FlickrLess than five years after passing the America Invents Act (“AIA”), both the House and Senate have introduced bills to further reform the Patent Act, specifically in response to addressing the issue of abusive litigation by “patent trolls.” In the House, “The Innovation Act,” H.R. 9, was introduced in February, 2015. This bipartisan bill largely parallels legislation the House passed during the last Congress that ultimately died in the Senate. The House will likely pass this bill in the very near future, sending it again to the Senate. In the Senate, in May, 2015, the “Protecting American Talent and Entrepreneurship Act,” or PATENT Act, S. 1137, was introduced. This bill also has bipartisan support and was recently approved by the Senate Judiciary Committee.

Overall, both bills are quite similar as they both have the same general intent: to limit baseless, abusive litigation by trolls. However, there are some significant substantive differences between the bills in how this goal is reached. These differences focus primarily on the areas of fee shifting and recovery; pre-litigation demand letters by patent owners; claim construction during AIA review proceedings; and venue.

Loser Pays

Both The Innovation Act and PATENT Act institute a “loser pays” scheme making the losing party in litigation responsible not only for its own costs and legal fees, but also those of the prevailing party. This is ostensibly aimed at curbing troll litigation because the prospect of potentially bearing a defendant’s costs and fees may make a patent owner think twice before filing suit, especially where defense of a patent case may cost several hundred thousand dollars or more. Under the House bill, this fee shifting is automatic and the loser is required to pay unless it can show it was reasonably justified in bringing the suit or other special circumstances apply. The Senate PATENT Act, however, requires the winning party to bring a motion for fees and the court will generally award those fees unless the losing party can show its conduct was “not objectively reasonable.”

Demand Letters

The first inkling of any sort of claim by a third-party is usually in the form of a demand letter ostensibly describing an aggrieved party’s claims. In practice, however, many of the demand letters issued — especially by those considered “trolls” — are often vague, misleading and incomplete.

Both the House and Senate bills address this issue. The House bill does so only nebulously, noting that vague, misleading demand letters can be an abuse of the patent system and stating that unless a demand letter is sufficiently detailed, it cannot be used in litigation to show intentional infringement. However, The Innovation Act does not contain detail as to what levels of specificity may be required. On the other hand, the Senate PATENT Act contains specifics, lists various items a demand letter must contain and also provides for civil penalties relating to repeated, widespread demand letter abuse. The Senate bill provisions parallel similar provisions recently adopted by many states, including Florida, under their Unfair Trade and Deceptive Trade Practices Acts.

Claim Construction in Post-Grant Review

Parties can request the Patent Trial and Appeal Board (“PTAB”) review an issued patent. The two main review proceedings are Post-Grant Review (“PGR”) and Inter-Parties Review (“IPR”). Under each, a party can challenge patentability of claims in an issued patent.

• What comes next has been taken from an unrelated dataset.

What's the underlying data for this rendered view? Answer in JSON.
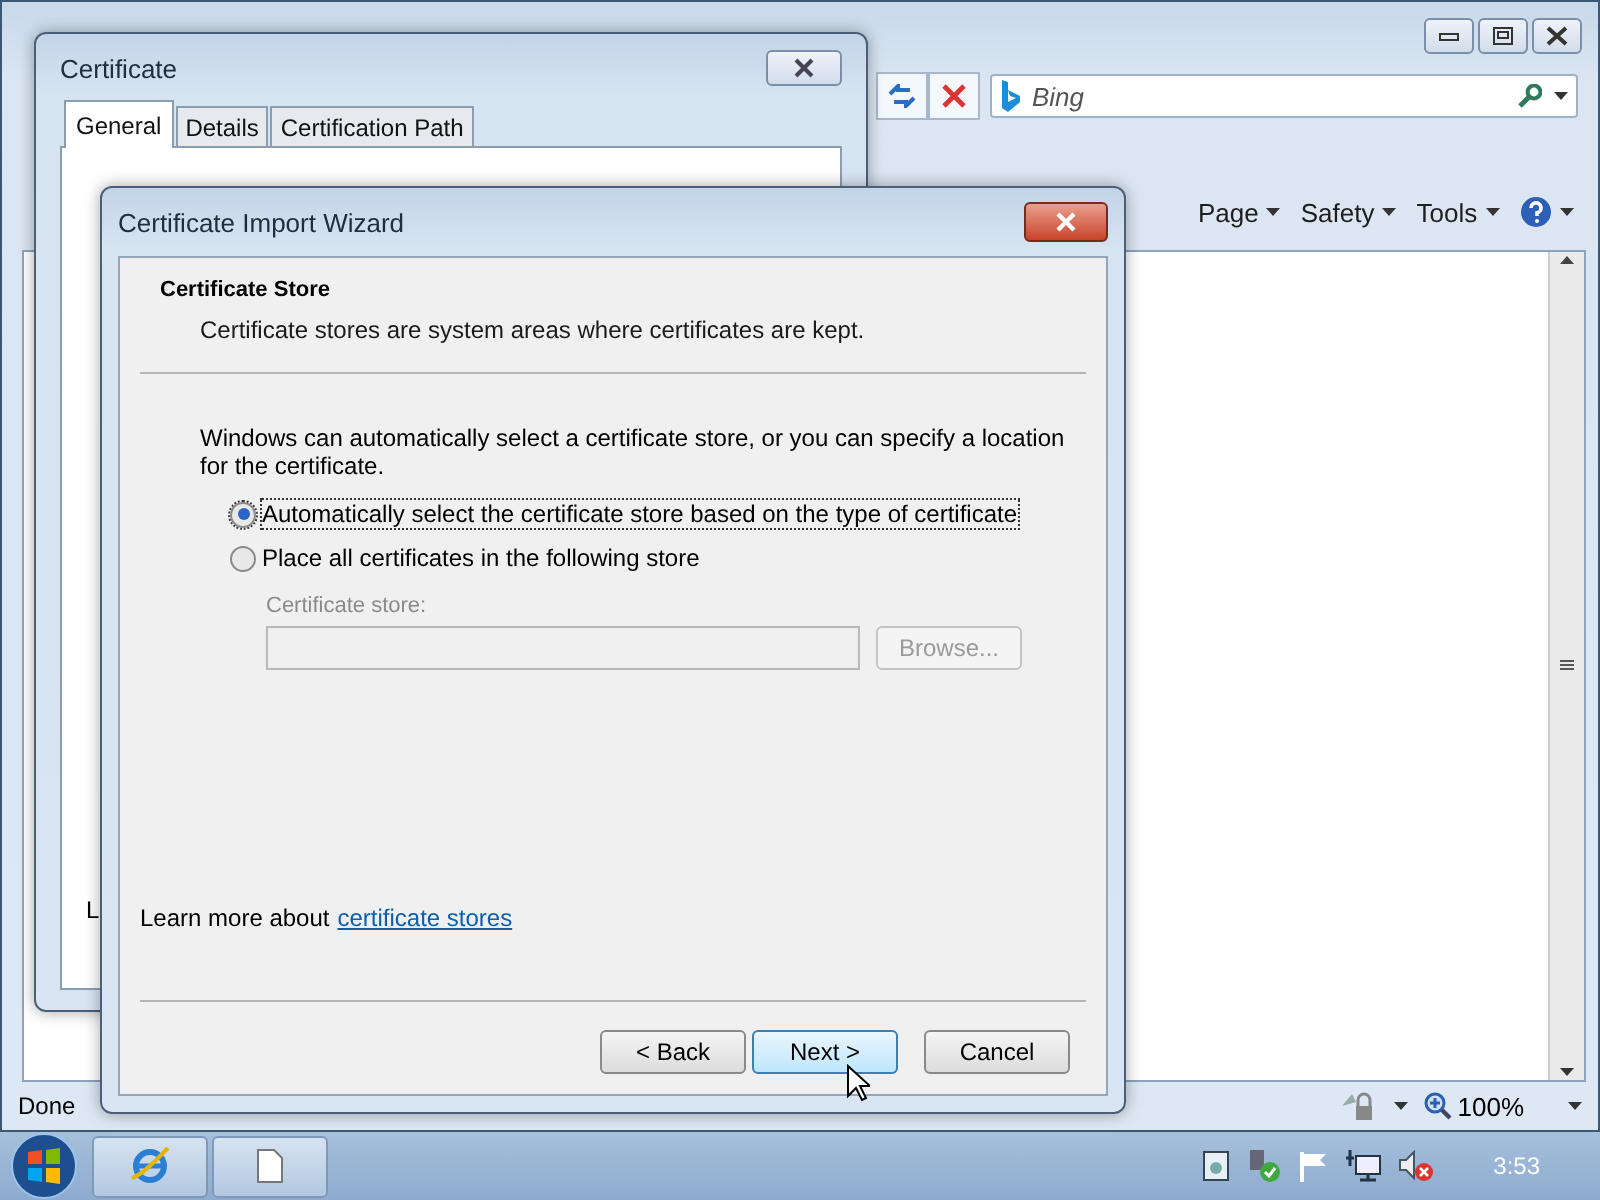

In IPR and PGR proceedings, the questions of claim construction generally and how the PTAB should construe patent claims are significant. Currently, the PTAB is to construe claims generously under what is known as the “broadest reasonable interpretation” standard. The House Innovation Act has a provision that restricts this standard and instead requires the PTAB to construe claims more narrowly, a position many litigants and lower courts prefer. Conversely, the Senate PATENT Act contains no language addressing claim construction, thus leaving things status quo under the “broadest reasonable interpretation” standard.

The proposed House standard potentially makes it more difficult to successfully challenge a patent in the PTAB because the narrower a claim is construed, the less vulnerable it might be to certain attacks such as obviousness. However, and directly contrary to this view, a very recent decision by the Court of Appeals for the Federal Circuit upheld the “broadest reasonable interpretation” standard as the proper PTAB claim construction standard. Given this, debate on the very issue of standard of review could become very relevant as both bills continue moving forward.


Patent infringement actions are the domain of the Federal Courts. Over the last few years, several federal districts have seen significant increases in patent litigation activity, becoming generally known as friendlier toward patent cases and patent plaintiffs. While the Senate PATENT Act does not address the question of proper venue for patent litigation, the House Innovation Act does. Under The Innovation Act, the venue chosen by plaintiff must have some reasonable connection to the dispute between the parties. While the Senate legislation preserves status quo, this Innovation Act provision could help stem the tide of cases into a few “prized” districts.

We will continue monitoring these bills as they move forward and provide further updates as new substantive issues develop.

Photo Courtesy of Cliff under Flickr Creative Commons License